On the authority of Abu Maalik al-Haarith ibn Aasim al-Ashari, (may Allah be pleased with him), who said: The Messenger of Allah (peace be upon him) said, ‘Purification is half of the faith. The phrase al-hamdulillah (‘All praises be to Allah ‘) fills the scale. The phrases sub-haanallaah (‘High is Allah above every imperfection and need; He is pure and perfect’) and al-hamdullilah (‘All praise be to Allah’) fill together – or each fill – what is between the heavens and earth. Prayer is a light. Charity is a proof. Patience is a brightness. The Qur’an is either an argument for you or against you. And everyone goes out in the morning and sells himself either freeing or destroying himself.” (Recorded in Muslim)
“Prayer is a light.”
We should note firstly that there are three different ways of understanding an expression of this nature in Arabic. The first way is to understand it as a way of expressing a likeness between two things, so prayer is not actually a light but very similar to it. The second is that prayer is full of light and the third is that it gives light. All of these are possible meanings from the way this statement ‘Prayer is a light’ is expressed here.
As a result, the scholars have differed in their interpretations of this statement. Some have said that the meaning of ‘light’ in this statement is spiritual and not physical. Prayer is therefore like a guiding light along the Straight Path that keeps one away from sins and transgression. This interpretation is supported by the Quranic ayah:
“Verily, the prayer prevents one from great sins and wicked deeds.” (Surah al-Ankaboot:45)
A second interpretation is that ‘light’ is meant here in a physical sense. On the Day of Judgment, the prayers will be transformed into a physical light for the one who performed them. Allah (swt) tells us in the Qu’ran:
“On the day you shall see the believing men and the believing women: their light running forward before them and by their right hands.” (Surah al-Hadeed:12)
A third interpretation is that ‘light’ means a physical light, but in this life rather than in the Hereafter. The faces or physical beings of people who pray will have a light about them.

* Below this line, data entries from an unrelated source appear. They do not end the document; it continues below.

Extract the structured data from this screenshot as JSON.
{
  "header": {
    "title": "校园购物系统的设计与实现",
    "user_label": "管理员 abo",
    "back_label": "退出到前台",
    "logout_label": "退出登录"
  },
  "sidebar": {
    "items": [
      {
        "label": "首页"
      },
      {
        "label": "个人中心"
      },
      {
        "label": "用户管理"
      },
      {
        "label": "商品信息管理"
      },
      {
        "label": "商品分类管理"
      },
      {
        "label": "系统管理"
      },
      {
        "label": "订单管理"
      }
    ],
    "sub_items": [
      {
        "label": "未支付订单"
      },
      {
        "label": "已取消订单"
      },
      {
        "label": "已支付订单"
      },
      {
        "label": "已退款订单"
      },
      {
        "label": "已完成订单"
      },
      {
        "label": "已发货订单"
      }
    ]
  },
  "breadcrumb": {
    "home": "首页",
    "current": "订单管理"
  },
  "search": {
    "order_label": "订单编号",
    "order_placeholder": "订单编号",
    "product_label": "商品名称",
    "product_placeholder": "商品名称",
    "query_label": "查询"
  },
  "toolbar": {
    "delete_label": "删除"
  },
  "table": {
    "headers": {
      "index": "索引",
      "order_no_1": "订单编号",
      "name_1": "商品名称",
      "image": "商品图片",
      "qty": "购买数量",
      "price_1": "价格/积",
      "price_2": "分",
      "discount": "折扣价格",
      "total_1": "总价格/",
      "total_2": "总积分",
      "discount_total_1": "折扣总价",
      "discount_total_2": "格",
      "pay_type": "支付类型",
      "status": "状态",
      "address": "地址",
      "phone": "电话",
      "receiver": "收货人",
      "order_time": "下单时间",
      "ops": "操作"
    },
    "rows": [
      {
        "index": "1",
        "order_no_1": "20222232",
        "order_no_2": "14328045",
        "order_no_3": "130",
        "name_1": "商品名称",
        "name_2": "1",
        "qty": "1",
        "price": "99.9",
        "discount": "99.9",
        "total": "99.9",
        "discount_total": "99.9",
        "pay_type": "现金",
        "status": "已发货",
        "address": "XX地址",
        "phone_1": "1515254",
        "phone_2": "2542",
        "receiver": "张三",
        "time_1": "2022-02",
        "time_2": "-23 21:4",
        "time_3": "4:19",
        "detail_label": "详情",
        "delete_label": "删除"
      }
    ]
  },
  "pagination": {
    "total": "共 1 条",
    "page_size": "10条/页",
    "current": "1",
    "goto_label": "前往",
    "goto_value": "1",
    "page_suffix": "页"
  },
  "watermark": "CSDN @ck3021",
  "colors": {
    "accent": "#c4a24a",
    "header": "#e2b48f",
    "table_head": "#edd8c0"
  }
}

This interpretation is based on the Quranic ayah:
“Their mark [of faith] is on their faces from the traces of prostration (during their prayers)” (Surah al-Fath:29)
The Prophet Muhammad (s) stated that the prayer is a ‘light’, but he (s) did not confine this to any particular type of light, he (s) left the statement open. Hence it is possible that all three of these interpretations of the meaning for this statement are correct. Prayer may be understood to incorporate both physical and spiritual light, in this life and in the Hereafter. This demonstrates the importance and profound nature of the prayer and its virtues. Illuminating the Path to Paradise.